King of Teas
White tea is superior in the amount of antioxidants it contains in comparison to all other teas. It will typically contain slightly higher levels of caffeine, lower levels of fluoride and has a more mild and less grassy flavor. It’s a big winner all the way around.
White tea contains a large amount of polyphenol antioxidants, the most important of which are a category called catechins. ECGC or epigallocatechin gallate is thought to be the most important catechin as it is the most powerful antioxidant isolated from the tea leaf. White tea provides these big health benefits:
- Cardio-Protective | Lowers cholesterol, reduces plaque formation
- Cancer Prevention | Clinically demonstrated to inhibit some forms of cancer
- Anti-Inflammatory | Shown to alleviate rheumatism / arthritis symptoms
- Anti-Aging | Antioxidants neutralize free-radicals that damage DNA
- Brain-Protective | Reduces the risk of Alzheimer’s
Same Plant, Different Results
White tea is derived from the same plant leaves that black tea, green tea, oolong tea and pu erh tea is – camillia sinensis.
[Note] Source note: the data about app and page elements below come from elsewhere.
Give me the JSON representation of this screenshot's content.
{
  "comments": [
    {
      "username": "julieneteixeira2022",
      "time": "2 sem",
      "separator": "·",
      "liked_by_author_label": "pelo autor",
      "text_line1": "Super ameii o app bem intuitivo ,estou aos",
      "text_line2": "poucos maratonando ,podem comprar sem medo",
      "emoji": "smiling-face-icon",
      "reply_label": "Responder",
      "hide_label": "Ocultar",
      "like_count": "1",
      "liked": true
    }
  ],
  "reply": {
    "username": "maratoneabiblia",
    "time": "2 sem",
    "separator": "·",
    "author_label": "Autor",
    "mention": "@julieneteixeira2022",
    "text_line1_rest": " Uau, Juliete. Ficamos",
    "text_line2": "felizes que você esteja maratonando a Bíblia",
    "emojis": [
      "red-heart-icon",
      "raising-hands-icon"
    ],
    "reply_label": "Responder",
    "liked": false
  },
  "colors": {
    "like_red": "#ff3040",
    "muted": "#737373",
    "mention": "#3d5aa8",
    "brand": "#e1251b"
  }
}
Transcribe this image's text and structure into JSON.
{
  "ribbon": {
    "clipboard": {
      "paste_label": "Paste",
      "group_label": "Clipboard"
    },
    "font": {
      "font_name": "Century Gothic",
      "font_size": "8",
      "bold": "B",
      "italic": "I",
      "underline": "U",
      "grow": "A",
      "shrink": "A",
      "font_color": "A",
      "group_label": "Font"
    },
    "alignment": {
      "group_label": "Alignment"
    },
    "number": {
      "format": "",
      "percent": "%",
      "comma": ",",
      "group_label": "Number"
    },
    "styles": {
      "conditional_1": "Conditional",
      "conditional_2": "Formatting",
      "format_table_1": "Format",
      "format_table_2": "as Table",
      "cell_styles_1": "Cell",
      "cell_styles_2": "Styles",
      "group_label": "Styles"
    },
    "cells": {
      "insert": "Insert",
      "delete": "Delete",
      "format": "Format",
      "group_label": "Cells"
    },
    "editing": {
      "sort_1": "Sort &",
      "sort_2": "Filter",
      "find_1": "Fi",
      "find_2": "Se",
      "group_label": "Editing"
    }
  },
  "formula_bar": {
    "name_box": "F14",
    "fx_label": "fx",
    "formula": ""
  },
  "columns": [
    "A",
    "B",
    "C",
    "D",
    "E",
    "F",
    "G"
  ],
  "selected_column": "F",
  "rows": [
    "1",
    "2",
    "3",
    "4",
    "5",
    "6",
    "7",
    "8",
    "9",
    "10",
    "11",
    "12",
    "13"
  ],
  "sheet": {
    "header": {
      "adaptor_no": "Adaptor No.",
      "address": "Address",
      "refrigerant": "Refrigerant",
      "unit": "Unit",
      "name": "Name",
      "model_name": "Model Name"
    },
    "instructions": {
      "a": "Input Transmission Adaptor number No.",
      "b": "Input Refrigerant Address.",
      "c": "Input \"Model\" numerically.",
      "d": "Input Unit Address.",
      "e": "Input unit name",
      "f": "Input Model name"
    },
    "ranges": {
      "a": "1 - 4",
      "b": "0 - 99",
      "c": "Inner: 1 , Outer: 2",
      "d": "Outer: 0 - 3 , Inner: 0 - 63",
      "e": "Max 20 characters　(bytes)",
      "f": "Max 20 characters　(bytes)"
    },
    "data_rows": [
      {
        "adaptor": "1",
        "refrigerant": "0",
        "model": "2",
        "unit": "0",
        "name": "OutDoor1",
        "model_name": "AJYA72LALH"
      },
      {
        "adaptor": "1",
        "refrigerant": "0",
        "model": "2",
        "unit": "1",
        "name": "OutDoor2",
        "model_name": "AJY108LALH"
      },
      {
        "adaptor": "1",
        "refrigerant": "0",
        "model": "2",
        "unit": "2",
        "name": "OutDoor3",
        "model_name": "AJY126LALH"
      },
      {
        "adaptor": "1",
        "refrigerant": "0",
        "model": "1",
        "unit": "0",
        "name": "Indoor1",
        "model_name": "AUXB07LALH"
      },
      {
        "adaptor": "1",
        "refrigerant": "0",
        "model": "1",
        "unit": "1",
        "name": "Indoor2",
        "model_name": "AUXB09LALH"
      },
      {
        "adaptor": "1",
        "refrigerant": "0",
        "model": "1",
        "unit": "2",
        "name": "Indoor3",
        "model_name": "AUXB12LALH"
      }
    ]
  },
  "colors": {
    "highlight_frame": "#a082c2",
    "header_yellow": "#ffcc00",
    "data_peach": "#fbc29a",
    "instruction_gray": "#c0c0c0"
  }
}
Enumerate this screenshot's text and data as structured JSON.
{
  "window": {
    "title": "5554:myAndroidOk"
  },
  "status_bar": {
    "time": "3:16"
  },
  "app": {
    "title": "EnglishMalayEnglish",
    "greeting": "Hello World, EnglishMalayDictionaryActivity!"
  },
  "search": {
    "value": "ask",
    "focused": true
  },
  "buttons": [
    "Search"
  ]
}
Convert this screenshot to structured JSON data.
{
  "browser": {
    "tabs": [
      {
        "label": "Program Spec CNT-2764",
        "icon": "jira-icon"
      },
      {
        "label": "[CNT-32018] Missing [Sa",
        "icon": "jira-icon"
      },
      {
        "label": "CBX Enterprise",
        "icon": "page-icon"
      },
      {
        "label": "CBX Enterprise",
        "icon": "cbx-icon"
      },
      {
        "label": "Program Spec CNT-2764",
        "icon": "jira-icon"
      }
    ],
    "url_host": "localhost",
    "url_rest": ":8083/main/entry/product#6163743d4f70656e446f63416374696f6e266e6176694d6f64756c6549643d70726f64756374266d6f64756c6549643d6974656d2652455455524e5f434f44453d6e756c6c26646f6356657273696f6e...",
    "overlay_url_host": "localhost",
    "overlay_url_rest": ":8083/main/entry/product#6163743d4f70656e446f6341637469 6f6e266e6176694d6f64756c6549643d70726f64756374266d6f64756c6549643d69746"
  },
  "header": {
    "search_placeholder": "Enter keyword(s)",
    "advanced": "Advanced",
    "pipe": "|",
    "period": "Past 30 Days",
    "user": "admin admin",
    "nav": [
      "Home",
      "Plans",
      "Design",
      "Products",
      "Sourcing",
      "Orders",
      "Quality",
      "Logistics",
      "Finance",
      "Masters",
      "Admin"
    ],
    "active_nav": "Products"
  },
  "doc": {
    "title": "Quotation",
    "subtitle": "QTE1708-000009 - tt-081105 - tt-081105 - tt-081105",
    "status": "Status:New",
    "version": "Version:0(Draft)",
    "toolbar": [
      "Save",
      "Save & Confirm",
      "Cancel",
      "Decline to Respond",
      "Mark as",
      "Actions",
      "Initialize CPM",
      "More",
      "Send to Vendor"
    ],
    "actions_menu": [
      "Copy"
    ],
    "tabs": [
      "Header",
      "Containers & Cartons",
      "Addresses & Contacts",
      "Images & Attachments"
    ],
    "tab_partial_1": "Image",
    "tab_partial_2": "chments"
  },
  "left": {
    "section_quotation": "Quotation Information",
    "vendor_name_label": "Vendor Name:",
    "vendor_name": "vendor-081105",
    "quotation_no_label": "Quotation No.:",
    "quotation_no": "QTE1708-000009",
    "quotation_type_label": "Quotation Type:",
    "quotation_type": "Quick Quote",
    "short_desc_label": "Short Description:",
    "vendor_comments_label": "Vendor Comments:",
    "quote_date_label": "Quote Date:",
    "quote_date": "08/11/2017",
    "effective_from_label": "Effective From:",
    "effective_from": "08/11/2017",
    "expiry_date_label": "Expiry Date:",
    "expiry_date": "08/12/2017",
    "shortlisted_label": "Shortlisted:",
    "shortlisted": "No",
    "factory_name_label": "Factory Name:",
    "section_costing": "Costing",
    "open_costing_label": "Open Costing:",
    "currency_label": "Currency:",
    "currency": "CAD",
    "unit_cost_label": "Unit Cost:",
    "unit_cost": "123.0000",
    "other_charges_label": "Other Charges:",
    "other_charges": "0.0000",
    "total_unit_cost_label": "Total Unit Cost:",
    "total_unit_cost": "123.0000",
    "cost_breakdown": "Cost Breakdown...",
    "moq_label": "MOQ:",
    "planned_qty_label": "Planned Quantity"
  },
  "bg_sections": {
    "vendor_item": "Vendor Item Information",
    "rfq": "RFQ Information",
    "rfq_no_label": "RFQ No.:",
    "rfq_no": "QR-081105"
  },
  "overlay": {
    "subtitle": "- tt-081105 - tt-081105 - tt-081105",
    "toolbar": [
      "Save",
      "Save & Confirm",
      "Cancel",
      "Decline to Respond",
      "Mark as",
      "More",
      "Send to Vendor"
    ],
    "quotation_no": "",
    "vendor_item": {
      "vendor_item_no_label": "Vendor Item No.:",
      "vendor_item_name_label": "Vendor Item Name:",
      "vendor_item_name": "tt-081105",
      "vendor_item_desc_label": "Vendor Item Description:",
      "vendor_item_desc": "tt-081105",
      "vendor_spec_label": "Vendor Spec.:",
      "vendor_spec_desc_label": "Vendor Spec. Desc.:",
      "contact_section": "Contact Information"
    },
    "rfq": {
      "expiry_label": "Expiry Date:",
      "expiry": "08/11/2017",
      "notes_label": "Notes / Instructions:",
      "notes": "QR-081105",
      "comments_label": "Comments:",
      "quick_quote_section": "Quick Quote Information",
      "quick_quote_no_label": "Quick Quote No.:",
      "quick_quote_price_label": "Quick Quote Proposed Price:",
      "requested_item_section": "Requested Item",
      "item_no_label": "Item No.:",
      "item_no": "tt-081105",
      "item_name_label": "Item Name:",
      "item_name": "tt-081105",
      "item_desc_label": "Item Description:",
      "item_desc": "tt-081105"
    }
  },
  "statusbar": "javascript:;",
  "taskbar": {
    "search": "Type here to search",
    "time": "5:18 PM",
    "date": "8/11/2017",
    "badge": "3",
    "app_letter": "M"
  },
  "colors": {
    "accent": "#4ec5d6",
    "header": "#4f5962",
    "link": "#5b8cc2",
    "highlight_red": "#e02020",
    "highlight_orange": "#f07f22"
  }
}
Interesting right? White tea leaves are picked at a younger age and therefore contain more antioxidants. Black tea is made from mature plant leaves, green tea from freshly opened leaves and white tea from buds and very early leaves. Oolong tea and pu erh tea are made with different variations of leaf maturation, drying, aging and processing.
Why is it Named White Tea?
The early buds on the camillia sinensis plant have silver to whitish thread-like hairs that tend to make the bud or leaf look white at this early stage of development. Also, the tea itself is a very pale yellow and in comparison to its brothers it is the lightest or “whitest.”
The White Tea Process
After the leaves are picked they are allowed to wither in natural sunlight and then are given a little bit of processing to keep any further oxidation to take place. The young buds/leaves yield the highest concentration of antioxidants and the minimal processing keeps them largely intact, more so than green tea or black tea.
Fluoride Content & Tea
The plant that white tea is derived from (camillia sinensis) tends to absorb more fluoride than other plants. The increasing awareness of fluoride as a negative contributor to our health, rather than a positive one, has raised concerns about consuming it through drinking tea. The older the leaves, the more fluoride that is absorbed and incorporated into the leaves.
White tea, being made from very young leaves/buds, has the lowest fluoride of all the teas. This is excellent news for all those trying to eliminate or minimize all sources of fluoride in their diet while still hoping to take advantage of the numerous health benefits from the camillia sinensis tea leaf.